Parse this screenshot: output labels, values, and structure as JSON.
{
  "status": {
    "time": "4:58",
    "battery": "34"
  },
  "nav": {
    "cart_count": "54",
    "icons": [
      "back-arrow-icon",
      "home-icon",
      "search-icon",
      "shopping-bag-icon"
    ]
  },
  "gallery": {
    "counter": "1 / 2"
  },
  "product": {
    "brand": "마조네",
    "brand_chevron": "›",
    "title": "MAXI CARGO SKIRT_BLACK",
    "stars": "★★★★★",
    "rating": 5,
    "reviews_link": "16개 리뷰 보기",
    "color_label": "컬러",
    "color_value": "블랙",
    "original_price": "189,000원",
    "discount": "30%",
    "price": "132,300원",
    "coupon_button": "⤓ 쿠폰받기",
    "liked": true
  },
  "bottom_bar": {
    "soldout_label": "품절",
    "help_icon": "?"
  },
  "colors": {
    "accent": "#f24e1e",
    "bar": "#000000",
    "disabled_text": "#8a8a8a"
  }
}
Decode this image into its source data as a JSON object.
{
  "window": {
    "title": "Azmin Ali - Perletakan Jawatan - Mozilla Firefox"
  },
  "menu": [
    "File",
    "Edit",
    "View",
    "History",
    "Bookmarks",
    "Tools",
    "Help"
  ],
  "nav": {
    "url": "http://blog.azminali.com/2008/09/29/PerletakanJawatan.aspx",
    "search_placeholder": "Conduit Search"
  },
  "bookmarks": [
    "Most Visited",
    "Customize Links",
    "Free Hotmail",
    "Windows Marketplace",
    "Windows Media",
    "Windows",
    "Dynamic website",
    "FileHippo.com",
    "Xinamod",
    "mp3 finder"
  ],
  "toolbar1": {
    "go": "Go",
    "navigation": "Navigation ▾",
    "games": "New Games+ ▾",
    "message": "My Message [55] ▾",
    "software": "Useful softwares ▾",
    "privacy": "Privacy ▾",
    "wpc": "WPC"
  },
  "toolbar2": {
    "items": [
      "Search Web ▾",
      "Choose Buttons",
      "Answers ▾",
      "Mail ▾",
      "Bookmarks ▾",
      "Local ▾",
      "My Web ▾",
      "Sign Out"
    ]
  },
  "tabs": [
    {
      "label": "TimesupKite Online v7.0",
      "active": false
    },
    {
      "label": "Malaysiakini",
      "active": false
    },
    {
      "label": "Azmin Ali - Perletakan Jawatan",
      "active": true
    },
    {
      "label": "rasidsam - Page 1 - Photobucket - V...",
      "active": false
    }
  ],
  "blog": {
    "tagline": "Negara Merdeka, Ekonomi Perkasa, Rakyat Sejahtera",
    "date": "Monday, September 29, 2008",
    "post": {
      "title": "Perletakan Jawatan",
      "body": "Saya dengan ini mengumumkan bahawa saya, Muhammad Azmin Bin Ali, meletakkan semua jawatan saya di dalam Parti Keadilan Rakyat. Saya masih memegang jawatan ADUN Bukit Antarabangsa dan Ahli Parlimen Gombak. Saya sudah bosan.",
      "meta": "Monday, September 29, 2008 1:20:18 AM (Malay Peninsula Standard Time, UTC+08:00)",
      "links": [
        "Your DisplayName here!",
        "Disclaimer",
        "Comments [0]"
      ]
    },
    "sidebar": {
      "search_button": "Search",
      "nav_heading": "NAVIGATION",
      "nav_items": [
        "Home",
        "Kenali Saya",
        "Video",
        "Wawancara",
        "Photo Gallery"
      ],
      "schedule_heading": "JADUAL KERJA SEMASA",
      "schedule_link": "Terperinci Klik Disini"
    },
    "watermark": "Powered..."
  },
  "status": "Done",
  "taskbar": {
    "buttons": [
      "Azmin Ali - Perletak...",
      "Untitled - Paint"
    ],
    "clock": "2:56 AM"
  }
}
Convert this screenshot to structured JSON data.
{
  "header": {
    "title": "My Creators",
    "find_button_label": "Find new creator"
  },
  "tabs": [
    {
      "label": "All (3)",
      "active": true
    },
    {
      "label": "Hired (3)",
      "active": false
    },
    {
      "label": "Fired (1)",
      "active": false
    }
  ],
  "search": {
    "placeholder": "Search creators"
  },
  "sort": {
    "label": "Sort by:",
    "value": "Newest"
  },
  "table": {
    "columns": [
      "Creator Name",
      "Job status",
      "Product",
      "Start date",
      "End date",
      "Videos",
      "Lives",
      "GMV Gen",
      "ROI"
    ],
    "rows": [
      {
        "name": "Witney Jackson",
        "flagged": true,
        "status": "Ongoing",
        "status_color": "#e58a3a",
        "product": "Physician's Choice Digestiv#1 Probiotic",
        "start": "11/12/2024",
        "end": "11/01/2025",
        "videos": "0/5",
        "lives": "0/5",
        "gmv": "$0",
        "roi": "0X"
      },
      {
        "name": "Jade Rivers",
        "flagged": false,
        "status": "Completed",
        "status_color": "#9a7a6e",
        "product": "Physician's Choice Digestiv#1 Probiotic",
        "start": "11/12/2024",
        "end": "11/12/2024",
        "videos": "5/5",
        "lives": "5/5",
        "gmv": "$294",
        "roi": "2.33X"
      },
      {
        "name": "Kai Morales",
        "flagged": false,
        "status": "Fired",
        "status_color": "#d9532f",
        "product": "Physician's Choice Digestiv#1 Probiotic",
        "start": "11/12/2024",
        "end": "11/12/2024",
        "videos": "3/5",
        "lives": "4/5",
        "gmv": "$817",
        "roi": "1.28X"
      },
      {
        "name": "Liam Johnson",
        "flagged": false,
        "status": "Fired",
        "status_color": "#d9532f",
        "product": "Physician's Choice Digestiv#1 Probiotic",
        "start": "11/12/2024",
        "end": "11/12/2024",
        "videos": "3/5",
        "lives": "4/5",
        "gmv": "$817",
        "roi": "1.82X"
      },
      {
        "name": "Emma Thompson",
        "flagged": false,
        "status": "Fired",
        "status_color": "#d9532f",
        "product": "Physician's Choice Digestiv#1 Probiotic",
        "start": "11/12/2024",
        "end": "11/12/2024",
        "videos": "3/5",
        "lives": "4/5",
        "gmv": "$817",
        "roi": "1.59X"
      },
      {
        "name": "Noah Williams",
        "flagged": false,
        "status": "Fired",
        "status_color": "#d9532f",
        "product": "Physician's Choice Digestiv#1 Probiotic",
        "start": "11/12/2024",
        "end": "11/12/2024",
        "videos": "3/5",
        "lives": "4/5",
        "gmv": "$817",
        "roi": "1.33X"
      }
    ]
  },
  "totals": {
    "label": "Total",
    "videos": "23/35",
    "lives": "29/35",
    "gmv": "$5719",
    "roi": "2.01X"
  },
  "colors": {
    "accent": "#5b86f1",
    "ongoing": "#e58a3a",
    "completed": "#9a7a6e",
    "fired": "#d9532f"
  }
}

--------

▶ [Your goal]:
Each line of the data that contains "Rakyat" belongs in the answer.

▶ [Response area]:
    "tagline": "Negara Merdeka, Ekonomi Perkasa, Rakyat Sejahtera",
      "body": "Saya dengan ini mengumumkan bahawa saya, Muhammad Azmin Bin Ali, meletakkan semua jawatan saya di dalam Parti Keadilan Rakyat. Saya masih memegang jawatan ADUN Bukit Antarabangsa dan Ahli Parlimen Gombak. Saya sudah bosan.",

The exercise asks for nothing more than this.